Diabetes may raise the risk of breast cancer in post-menopausal women, according to experts.
An international team examined 40 separate studies looking at the potential link between breast cancer and diabetes. These studies involved more than 56,000 women with breast cancer.
Being obese or overweight has been linked to both conditions. But cancer experts say there may be a direct connection between the two.
The researchers found that post-menopausal women with Type 2 diabetes had a 27 percent increased risk of breast cancer. But there was no link for pre-menopausal women or those with Type 1 diabetes.
Writing in the British Journal of Cancer, the researchers have suggested that a high body mass index (BMI), which is often associated with diabetes, may be an underlying contributing factor.
"We don't yet know the mechanisms behind why Type 2 diabetes might increase the risk of breast cancer," the BBC quoted Prof Peter Boyle, president of the International Prevention Research Institute, who led the study, as saying.

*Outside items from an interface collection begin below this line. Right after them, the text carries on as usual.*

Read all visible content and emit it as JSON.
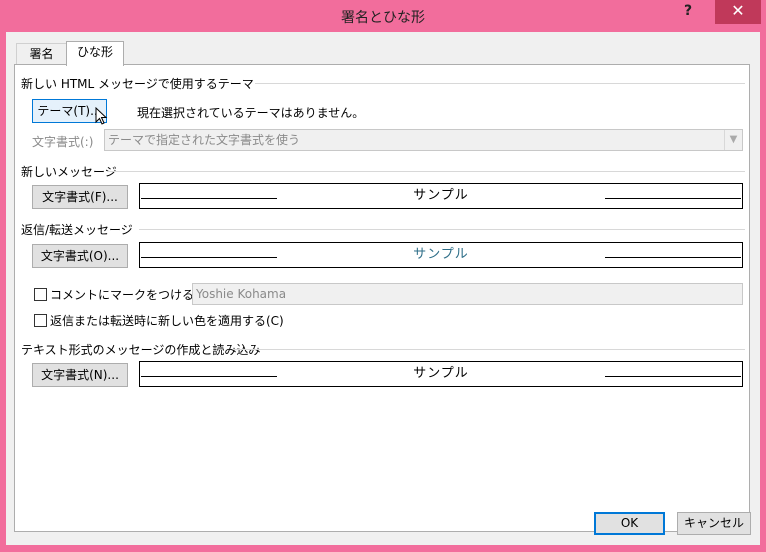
{
  "window": {
    "title": "署名とひな形",
    "help": "?",
    "close": "✕"
  },
  "tabs": [
    {
      "label": "署名"
    },
    {
      "label": "ひな形"
    }
  ],
  "theme_section": {
    "heading": "新しい HTML メッセージで使用するテーマ",
    "theme_button": "テーマ(T)...",
    "status": "現在選択されているテーマはありません。",
    "font_label": "文字書式(:)",
    "font_select": "テーマで指定された文字書式を使う"
  },
  "new_message": {
    "heading": "新しいメッセージ",
    "font_button": "文字書式(F)...",
    "sample": "サンプル"
  },
  "reply_forward": {
    "heading": "返信/転送メッセージ",
    "font_button": "文字書式(O)...",
    "sample": "サンプル",
    "mark_comments_label": "コメントにマークをつける(M):",
    "mark_comments_value": "Yoshie Kohama",
    "pick_new_color_label": "返信または転送時に新しい色を適用する(C)"
  },
  "plain_text": {
    "heading": "テキスト形式のメッセージの作成と読み込み",
    "font_button": "文字書式(N)...",
    "sample": "サンプル"
  },
  "footer": {
    "ok": "OK",
    "cancel": "キャンセル"
  }
}
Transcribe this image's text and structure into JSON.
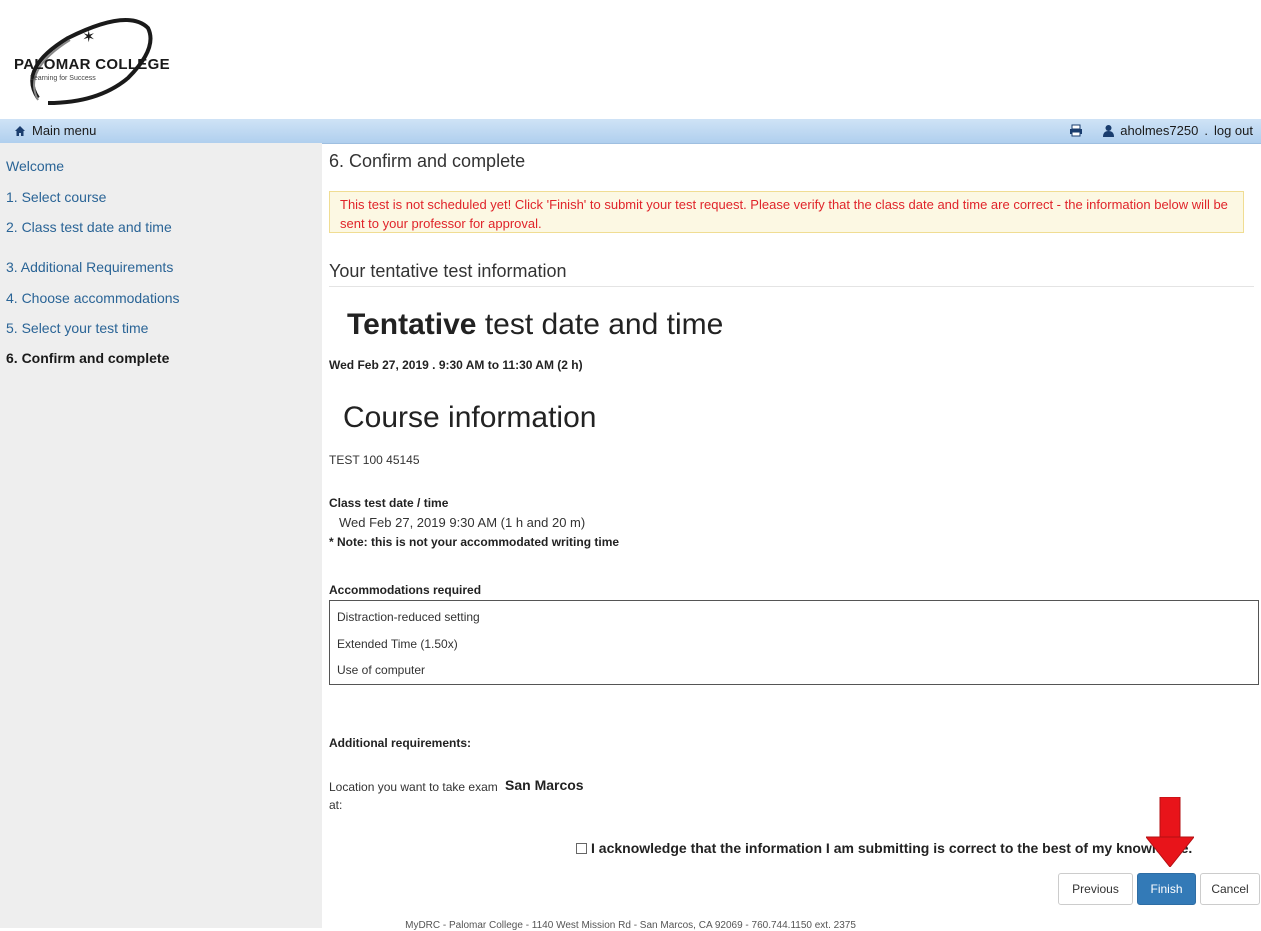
{
  "header": {
    "logo_name": "PALOMAR COLLEGE",
    "logo_tagline": "Learning for Success"
  },
  "navbar": {
    "main_menu_label": "Main menu",
    "username": "aholmes7250",
    "separator": ".",
    "logout_label": "log out"
  },
  "sidebar": {
    "items": [
      {
        "label": "Welcome"
      },
      {
        "label": "1. Select course"
      },
      {
        "label": "2. Class test date and time"
      },
      {
        "label": "3. Additional Requirements"
      },
      {
        "label": "4. Choose accommodations"
      },
      {
        "label": "5. Select your test time"
      },
      {
        "label": "6. Confirm and complete"
      }
    ]
  },
  "main": {
    "step_title": "6. Confirm and complete",
    "alert_text": "This test is not scheduled yet! Click 'Finish' to submit your test request. Please verify that the class date and time are correct - the information below will be sent to your professor for approval.",
    "section_title": "Your tentative test information",
    "tentative_bold": "Tentative",
    "tentative_rest": " test date and time",
    "tentative_datetime": "Wed Feb 27, 2019 . 9:30 AM to 11:30 AM (2 h)",
    "course_heading": "Course information",
    "course_code": "TEST 100 45145",
    "class_test_label": "Class test date / time",
    "class_test_value": "Wed Feb 27, 2019 9:30 AM (1 h and 20 m)",
    "class_test_note": "* Note: this is not your accommodated writing time",
    "accommodations_label": "Accommodations required",
    "accommodations": [
      "Distraction-reduced setting",
      "Extended Time (1.50x)",
      "Use of computer"
    ],
    "additional_label": "Additional requirements:",
    "location_label": "Location you want to take exam at:",
    "location_value": "San Marcos",
    "acknowledge_text": "I acknowledge that the information I am submitting is correct to the best of my knowledge.",
    "buttons": {
      "previous": "Previous",
      "finish": "Finish",
      "cancel": "Cancel"
    }
  },
  "footer": {
    "text": "MyDRC - Palomar College - 1140 West Mission Rd - San Marcos, CA 92069 - 760.744.1150 ext. 2375"
  },
  "colors": {
    "finish_button": "#337ab7",
    "alert_text": "#e0242a",
    "link": "#2a6496",
    "arrow": "#e8141a"
  }
}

"On the one hand, it's thought that being overweight, often associated with Type 2 diabetes, and the effect this has on hormone activity may be partly responsible for the processes that lead to cancer growth.
"But it's also impossible to rule out that some factors related to diabetes may be involved in the process," he stated.
Martin Ledwick, head information nurse at Cancer Research UK, added "From this study, it's not clear whether there's a causal link between diabetes and the risk of breast cancer in post-menopausal women.
"But as we know that having a high BMI can contribute to an increased risk of both Type 2 diabetes and breast cancer, it makes sense for women to try and maintain a healthy weight," he noted.